• Instructions to follow
All records that follow are to be restated exactly.

----------

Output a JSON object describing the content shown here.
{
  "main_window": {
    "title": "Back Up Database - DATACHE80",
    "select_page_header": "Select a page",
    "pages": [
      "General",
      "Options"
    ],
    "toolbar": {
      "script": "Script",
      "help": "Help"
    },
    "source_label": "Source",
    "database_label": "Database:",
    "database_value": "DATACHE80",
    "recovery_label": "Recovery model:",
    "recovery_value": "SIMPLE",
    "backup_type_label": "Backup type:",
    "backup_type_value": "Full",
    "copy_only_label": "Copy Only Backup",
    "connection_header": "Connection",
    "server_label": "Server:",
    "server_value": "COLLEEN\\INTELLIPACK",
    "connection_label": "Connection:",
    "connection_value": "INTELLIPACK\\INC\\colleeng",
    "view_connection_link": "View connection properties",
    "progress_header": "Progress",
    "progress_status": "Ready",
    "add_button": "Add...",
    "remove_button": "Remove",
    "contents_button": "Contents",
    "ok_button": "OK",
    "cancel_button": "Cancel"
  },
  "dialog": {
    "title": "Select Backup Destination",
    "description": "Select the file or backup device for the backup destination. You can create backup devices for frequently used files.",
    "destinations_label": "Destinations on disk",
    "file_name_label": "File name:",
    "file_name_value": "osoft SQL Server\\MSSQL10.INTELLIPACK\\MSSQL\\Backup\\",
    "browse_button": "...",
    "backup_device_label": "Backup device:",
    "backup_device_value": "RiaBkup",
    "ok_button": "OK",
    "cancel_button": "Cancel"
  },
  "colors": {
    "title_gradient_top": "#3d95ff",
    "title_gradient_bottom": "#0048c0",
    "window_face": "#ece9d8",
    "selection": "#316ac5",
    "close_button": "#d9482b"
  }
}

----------

• Solution to the problem
Output a JSON object describing the content shown here.
{
  "main_window": {
    "title": "Back Up Database - DATACHE80",
    "select_page_header": "Select a page",
    "pages": [
      "General",
      "Options"
    ],
    "toolbar": {
      "script": "Script",
      "help": "Help"
    },
    "source_label": "Source",
    "database_label": "Database:",
    "database_value": "DATACHE80",
    "recovery_label": "Recovery model:",
    "recovery_value": "SIMPLE",
    "backup_type_label": "Backup type:",
    "backup_type_value": "Full",
    "copy_only_label": "Copy Only Backup",
    "connection_header": "Connection",
    "server_label": "Server:",
    "server_value": "COLLEEN\\INTELLIPACK",
    "connection_label": "Connection:",
    "connection_value": "INTELLIPACK\\INC\\colleeng",
    "view_connection_link": "View connection properties",
    "progress_header": "Progress",
    "progress_status": "Ready",
    "add_button": "Add...",
    "remove_button": "Remove",
    "contents_button": "Contents",
    "ok_button": "OK",
    "cancel_button": "Cancel"
  },
  "dialog": {
    "title": "Select Backup Destination",
    "description": "Select the file or backup device for the backup destination. You can create backup devices for frequently used files.",
    "destinations_label": "Destinations on disk",
    "file_name_label": "File name:",
    "file_name_value": "osoft SQL Server\\MSSQL10.INTELLIPACK\\MSSQL\\Backup\\",
    "browse_button": "...",
    "backup_device_label": "Backup device:",
    "backup_device_value": "RiaBkup",
    "ok_button": "OK",
    "cancel_button": "Cancel"
  },
  "colors": {
    "title_gradient_top": "#3d95ff",
    "title_gradient_bottom": "#0048c0",
    "window_face": "#ece9d8",
    "selection": "#316ac5",
    "close_button": "#d9482b"
  }
}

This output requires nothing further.